•Cleaned up inventory. For example, one of Reebok’s largest retail customers had 52 weeks of Reebok product, noted Hainer. “The market clean-up of price points that weren’t good enough for the brand caused a reduction in our numbers,” said Becker, “but we lost bad business, not good.”
•Increased the price level, starting the new opening price point at $39.99 and offering far more product at the $80 retail price point or above. “In the past, a large part of the business was shoes for $29.99, which neither gains image nor margin,” said Hainer. “This was just chasing volume — we’re not going to do that anymore.” Becker agreed. “Reebok was the last resort on the branded side before private label,” Becker said. “That’s not a healthy place for a brand to be present. Over the last two years, we have replaced cheap product with more expensive product.”
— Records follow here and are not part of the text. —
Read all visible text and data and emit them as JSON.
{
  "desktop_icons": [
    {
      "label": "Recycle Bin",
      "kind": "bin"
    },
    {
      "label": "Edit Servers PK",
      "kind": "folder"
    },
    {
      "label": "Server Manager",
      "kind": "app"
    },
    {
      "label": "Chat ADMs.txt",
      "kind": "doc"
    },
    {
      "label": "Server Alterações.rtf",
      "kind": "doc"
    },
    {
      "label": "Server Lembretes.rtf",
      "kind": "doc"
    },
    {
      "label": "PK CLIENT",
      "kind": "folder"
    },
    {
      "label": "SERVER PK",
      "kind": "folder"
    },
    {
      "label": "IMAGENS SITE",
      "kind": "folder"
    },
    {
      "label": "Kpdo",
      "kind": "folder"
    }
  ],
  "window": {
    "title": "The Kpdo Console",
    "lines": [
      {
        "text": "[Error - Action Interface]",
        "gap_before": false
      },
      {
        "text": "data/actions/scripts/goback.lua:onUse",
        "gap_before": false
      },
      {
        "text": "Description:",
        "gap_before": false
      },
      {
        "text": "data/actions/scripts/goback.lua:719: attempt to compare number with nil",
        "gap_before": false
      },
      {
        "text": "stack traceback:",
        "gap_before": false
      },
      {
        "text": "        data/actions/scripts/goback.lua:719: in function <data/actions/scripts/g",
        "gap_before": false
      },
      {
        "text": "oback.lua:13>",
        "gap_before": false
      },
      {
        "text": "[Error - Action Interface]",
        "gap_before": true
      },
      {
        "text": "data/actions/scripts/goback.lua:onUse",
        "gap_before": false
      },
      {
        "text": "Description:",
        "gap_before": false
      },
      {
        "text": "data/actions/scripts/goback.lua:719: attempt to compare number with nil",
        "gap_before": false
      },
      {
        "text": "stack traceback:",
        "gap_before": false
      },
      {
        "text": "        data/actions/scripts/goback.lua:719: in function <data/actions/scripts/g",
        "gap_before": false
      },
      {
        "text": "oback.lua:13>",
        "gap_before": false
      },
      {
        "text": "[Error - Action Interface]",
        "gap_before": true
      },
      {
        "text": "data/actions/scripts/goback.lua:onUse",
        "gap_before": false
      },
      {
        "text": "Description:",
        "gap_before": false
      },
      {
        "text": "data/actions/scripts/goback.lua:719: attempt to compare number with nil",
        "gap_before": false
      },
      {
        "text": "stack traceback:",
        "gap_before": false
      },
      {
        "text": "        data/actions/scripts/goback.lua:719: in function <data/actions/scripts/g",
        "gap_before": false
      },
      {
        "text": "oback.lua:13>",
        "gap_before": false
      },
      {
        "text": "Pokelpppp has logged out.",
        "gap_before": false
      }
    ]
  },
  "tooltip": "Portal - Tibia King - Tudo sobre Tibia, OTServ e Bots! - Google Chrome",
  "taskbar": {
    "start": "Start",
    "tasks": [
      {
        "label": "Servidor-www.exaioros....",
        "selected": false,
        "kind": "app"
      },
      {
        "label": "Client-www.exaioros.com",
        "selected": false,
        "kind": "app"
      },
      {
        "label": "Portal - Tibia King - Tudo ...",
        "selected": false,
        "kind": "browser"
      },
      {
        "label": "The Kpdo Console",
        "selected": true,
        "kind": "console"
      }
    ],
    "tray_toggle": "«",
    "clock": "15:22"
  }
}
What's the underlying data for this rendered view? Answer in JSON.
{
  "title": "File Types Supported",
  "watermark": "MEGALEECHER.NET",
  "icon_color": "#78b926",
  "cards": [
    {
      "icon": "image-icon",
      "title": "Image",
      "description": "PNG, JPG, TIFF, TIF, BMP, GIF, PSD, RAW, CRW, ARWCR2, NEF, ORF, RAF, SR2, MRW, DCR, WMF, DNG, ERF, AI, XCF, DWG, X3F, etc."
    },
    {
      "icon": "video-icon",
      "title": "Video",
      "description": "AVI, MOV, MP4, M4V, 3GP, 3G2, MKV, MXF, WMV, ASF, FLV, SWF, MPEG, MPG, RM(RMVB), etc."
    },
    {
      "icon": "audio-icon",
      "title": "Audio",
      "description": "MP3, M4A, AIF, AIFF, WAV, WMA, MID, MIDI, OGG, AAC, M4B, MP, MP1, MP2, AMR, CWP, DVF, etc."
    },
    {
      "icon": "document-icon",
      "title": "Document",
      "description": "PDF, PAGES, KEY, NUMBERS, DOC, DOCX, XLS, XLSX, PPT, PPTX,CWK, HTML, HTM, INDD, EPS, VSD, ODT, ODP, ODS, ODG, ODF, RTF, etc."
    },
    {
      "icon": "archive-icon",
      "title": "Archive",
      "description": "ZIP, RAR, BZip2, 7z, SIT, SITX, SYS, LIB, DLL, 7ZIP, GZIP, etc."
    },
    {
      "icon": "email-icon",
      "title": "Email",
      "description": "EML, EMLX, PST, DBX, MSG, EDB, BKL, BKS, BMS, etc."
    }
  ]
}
•Introduced innovative product, such as the spring launch of the Easy Tone, which through instability pods on the shoes’ soles triggers 28 percent more muscle activation. Offering technology-based product that can bring in higher price points is something Reebok intends to do increasingly going forward. In addition to Easy Tone, this year the company is launching other technology-based shoes, including Smooth Fit Select Ride, which also retails for upwards of $80.
From selling no shoes above $80 previously, Becker predicted Reebok will sell 4.4 million pairs within the next two years. “We haven’t been able to sell a $110 shoe in the last 10 years, but this is relevant product,” said Becker, adding he expects to sell at least 400,000 pairs of Easy Tone shoes this year.
•Communicated the fresh positioning with new initiatives such as the high-profile partnership with Cirque du Soleil, creating the Jukari Fit to Fly workout (which is launching in top gyms of 12 cities worldwide this year) and two apparel and footwear collections — On the Move and the Reebok-Cirque du Soleil collection (which launch in Nordstrom and Dick’s Sporting Goods, respectively, at the end of the month). Although Jukari and Easy Tone are two main product components of the new Reebok, they have separate objectives, said Hainer. Jukari creates a “halo effect” for the brand, getting Reebok “back in the mind of the female consumer,” while Easy Tone “will sell tons of product,” he said. Two weeks ago, Jukari launched in Miami with more than 50 members of the media, and executives expect a flood of coverage for the concept this year.
•Brought international licenses back in-house. Reebok used to directly control only the U.S. and U.K., but it has taken 95 percent of its licenses in-house, Hainer said, adding that the historic quality of the licensees created discrepancies in the brand’s reputation abroad. Reebok does more than half of its sales outside the U.S., and Hainer said he thinks international sales will continue to grow. “This brand has huge potential internationally,” Hainer said. “We have a good position in five to 10 countries, such as Poland, India and Russia. In other countries, Reebok has a lot of room to grow.”